"With this program, I wanted to present a journey through the ages, displaying strongly passionate works with a variety of textures and musical vocabulary," McWilliams said.
The program opened with the three-movement "Lamento della Ninfa," written in 1638 by Italian composer Monteverdi. The piece featured mezzo-soprano Music Professor Anne Adams, who vividly portrayed the sorrowful story of a doomed romance. Adams was accompanied by McWilliams on harpsichord, Music Professor Gerald Hoekstra on viola da gamba and a trio of male voices consisting of Music Professors Robert Smith, James McKeel and Department Chair Dan Dressen.
Jumping ahead to the early 19th century, the next segment of the program featured two folk song settings by Ludwig van Beethoven.
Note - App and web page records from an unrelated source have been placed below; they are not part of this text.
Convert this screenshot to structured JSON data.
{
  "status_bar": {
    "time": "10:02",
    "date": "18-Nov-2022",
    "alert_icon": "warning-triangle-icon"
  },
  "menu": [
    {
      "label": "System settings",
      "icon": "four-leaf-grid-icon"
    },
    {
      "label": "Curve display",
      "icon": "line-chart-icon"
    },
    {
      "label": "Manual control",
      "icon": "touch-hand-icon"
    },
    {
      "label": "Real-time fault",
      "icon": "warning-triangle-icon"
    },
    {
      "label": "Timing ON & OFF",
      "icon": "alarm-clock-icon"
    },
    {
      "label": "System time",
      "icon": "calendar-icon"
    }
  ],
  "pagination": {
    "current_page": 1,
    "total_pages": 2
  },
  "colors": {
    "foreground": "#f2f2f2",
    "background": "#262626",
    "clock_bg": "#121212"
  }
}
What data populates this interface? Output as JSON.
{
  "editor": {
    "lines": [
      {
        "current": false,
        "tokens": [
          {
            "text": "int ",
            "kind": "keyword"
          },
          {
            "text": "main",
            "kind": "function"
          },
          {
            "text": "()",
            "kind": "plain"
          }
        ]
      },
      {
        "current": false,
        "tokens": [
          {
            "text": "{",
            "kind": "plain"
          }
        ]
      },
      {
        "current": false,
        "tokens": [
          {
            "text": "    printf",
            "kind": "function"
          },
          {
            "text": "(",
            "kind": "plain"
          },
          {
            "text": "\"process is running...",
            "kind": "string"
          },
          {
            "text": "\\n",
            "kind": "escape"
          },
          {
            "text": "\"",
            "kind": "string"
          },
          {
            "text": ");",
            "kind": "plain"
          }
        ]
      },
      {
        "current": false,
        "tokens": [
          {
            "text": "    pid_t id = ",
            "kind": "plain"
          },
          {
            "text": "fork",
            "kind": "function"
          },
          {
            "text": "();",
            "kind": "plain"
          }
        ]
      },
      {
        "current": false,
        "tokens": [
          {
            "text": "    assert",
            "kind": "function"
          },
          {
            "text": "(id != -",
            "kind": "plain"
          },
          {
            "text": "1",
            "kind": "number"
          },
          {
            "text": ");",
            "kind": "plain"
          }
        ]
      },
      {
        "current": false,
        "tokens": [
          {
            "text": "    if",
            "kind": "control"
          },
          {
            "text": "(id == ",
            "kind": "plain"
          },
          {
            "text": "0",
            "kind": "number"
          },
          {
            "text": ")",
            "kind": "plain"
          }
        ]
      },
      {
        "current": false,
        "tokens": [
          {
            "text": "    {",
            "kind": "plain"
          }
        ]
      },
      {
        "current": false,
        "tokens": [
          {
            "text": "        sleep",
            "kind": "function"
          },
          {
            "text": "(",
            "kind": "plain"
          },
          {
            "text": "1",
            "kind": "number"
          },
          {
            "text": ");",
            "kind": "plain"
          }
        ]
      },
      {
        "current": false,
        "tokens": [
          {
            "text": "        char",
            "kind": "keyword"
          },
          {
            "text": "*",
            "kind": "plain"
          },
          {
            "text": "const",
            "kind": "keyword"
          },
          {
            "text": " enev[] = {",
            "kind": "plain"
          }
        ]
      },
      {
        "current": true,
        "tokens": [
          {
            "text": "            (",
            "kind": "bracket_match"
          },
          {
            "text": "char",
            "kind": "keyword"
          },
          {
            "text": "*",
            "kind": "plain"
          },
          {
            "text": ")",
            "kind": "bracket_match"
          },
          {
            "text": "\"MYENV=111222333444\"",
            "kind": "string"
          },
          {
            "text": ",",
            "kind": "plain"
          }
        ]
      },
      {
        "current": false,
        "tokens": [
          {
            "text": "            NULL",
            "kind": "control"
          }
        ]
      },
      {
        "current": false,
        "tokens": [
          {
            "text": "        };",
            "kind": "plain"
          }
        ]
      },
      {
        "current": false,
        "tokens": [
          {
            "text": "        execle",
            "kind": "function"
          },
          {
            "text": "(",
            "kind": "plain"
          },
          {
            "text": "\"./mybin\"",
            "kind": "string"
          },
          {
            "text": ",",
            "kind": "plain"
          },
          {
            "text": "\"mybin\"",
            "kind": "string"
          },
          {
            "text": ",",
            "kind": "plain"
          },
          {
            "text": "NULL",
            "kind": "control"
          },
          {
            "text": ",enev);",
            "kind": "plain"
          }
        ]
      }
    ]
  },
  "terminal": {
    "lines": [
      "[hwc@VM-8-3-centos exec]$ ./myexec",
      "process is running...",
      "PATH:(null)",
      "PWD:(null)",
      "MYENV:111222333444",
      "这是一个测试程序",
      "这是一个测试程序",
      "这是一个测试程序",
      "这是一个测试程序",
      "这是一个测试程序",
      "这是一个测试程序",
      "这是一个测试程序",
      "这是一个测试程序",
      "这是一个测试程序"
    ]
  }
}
These light musical treats were performed with humorous charm by Adams, Music Professor Nancy Paddleford on fortepiano, Music Professor David Carter on cello, and Music Instructor Ray Shows on violin.
The programs centerpiece was the 1888 Johannes Brahms "Sonata in d minor" for violin and piano. The four-movement work, performed by Music Professor Charles Gray on violin and McWilliams on piano, explores emotions ranging from the opening movements dark angst to the heroic theme of the fourth movement. McWilliams described the piece as "a dramatic tour de force."
Next on the program was "Cinco canciones populares argentines" by Alberto Ginastera, written in 1943. This suite of five Argentine folk song settings, which mixed traditional musical idioms of Argentina with contemporary compositional technique, added a world music feel to an otherwise Western-oriented program. The work was performed by vocalist Adams and pianist Paddleford, who has extensive experience researching and performing Latin American music.
The recital concluded with the vocal trio "Lullabye," written three years ago by local composer Tom Schnauber, a former St. Olaf faculty member. The piece was performed by Smith, McKeel, and Dressen, who lent a sense of musical serenity to the tune.
"[Lullabye] was somewhat imitative of the style of the Monteverdi piece, thus bringing the program full circle at the end," explained McWilliams. "It was a real joy to put the whole program together. As a musician, I feel that playing in small chamber groups is one of the most rewarding kinds of performance."
The other recitals in the Centennial Concert series will feature themes of love, Feb. 19, globalization, March 11, the United States, April 8, and Norwegian heritage, May 13. All concerts in the series will take place during Thursday Community Time in Urness Recital Hall.